Key messages

  • Two replicated and controlled trials from Europe and the USA found that owls supplied with supplementary food had higher hatching and fledging rates than control pairs. The European study, but not the American, also found that fed pairs laid earlier  and had larger clutches
  • The American study also found that owls were no more likely to colonise nest boxes provided with supplementary food.

 

Supporting evidence from individual studies

1 

A replicated, controlled trial in western Finland in spring 1986 (Korpimaki 1989) found that ten Tengmalm’s owl Aegolius funereus pairs supplied with supplementary food (50-60 g of dead laboratory mice Mus musculus provided daily) during the pre-laying and laying periods started laying earlier, had larger clutches and had higher hatching success than 15 control (unfed) pairs (fed pairs: clutches started on 24th March, 6.8 eggs/clutch, 98% hatching success; control pairs: clutches started on 30th March, 5.9 eggs/clutch, 82% hatching success). Fed pairs also had more fledglings in successful nesting attempts than controls (5.6 fledglings/successful nesting attempt for nine fed pairs vs. 4.0 fledglings/successful nesting attempt for 15 controls). There were no differences in egg dimensions or the weights of parents and fledglings between fed and control nests. The author notes that the study took place in a peak vole year, when naturally-occurring food was extremely plentiful.

 

2 

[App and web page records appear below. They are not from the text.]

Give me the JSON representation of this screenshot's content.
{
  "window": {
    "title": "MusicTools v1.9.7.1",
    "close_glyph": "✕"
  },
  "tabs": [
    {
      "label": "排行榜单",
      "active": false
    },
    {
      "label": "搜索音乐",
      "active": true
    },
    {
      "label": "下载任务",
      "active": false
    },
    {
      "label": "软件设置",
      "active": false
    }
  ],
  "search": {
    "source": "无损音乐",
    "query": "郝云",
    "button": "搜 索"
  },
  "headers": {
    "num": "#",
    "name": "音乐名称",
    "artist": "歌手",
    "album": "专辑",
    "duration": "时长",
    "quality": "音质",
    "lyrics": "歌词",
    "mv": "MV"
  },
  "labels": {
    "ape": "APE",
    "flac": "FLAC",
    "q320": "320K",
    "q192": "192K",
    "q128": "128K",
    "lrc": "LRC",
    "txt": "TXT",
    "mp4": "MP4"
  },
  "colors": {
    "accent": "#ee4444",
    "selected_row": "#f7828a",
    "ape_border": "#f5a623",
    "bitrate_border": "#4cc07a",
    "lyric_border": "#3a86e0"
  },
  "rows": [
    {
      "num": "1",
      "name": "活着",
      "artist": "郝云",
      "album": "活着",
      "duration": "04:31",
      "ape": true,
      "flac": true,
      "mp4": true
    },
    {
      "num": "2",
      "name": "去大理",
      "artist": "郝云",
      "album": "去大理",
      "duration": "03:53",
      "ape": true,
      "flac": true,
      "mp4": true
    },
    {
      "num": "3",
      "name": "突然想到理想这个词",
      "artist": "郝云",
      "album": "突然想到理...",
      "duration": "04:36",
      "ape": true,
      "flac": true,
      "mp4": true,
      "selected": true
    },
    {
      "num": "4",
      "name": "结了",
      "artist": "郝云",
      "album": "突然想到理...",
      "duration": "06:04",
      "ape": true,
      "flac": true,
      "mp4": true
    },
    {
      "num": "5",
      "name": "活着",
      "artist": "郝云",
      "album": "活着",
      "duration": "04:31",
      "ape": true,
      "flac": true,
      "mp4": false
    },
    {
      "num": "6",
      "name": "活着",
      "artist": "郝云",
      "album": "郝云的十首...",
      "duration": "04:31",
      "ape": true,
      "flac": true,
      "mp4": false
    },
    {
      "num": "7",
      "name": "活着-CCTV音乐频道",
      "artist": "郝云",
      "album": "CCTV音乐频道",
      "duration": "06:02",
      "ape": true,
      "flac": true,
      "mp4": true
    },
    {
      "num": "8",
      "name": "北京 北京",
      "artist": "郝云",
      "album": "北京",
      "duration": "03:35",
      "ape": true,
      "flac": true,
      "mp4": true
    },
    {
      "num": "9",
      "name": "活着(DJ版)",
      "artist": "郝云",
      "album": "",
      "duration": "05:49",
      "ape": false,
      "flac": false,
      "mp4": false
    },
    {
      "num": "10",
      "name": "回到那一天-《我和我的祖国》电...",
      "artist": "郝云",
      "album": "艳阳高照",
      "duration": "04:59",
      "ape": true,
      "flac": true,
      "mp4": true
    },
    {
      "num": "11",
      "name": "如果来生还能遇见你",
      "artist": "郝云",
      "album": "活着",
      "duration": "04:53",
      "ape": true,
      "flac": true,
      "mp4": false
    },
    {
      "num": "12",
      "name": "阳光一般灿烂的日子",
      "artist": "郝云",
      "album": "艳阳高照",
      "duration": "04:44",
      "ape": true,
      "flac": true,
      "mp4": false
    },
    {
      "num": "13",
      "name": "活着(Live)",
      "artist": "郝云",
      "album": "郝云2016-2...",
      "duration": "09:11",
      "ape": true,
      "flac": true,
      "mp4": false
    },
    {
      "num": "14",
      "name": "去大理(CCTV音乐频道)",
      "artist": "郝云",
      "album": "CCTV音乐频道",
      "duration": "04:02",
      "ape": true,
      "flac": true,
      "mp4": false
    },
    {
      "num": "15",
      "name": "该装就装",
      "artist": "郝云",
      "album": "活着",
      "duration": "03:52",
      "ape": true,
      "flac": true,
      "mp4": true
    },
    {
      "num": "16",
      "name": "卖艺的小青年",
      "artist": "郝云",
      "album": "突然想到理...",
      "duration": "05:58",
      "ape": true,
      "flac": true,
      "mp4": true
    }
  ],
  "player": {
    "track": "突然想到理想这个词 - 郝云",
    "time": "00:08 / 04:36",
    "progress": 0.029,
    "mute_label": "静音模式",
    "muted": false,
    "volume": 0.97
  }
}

A replicated, controlled and paired study at two suburban study sites in Texas, USA, in 1992-5 (Gehlbach & Roberts 1997), found that eastern screech owls Megascops asio (formerly Otus asio) nest in nest boxes provisioned with supplementary food (46% of nests in fed boxes vs. 53% in unfed boxes). First laying dates, clutch sizes and chick survival rates were no different between owls in 13 fed and 16 unfed boxes (fed nest boxes: first eggs laid on 22nd March, 3.0-4.5 eggs/clutch and 77% nestling survival; unfed nest boxes: first eggs laid on 20-22nd March, 3.0-4.5 eggs/clutch and 75% nesting success), but owls in fed boxes had higher fledging success than those in unfed boxes, due to greater hatching success (93% of eggs producing fledglings in 13 fed boxes vs. 74% in 16 unfed boxes). Food provided was either 9 g/day or 26 g/day of dead laboratory mice Mus musculus and began approximately 30 days before first laying date and continued through first laying.

 

Referenced papers

Please cite as:

Williams, D.R., Child, M.F., Dicks, L.V., Ockendon, N., Pople, R.G., Showler, D.A., Walsh, J.C., zu Ermgassen, E.K.H.J. & Sutherland, W.J. (2018) Bird Conservation. Pages 95-244 in: W.J. Sutherland, L.V. Dicks, N. Ockendon, S.O. Petrovan & R.K. Smith (eds) What Works in Conservation 2018. Open Book Publishers, Cambridge, UK.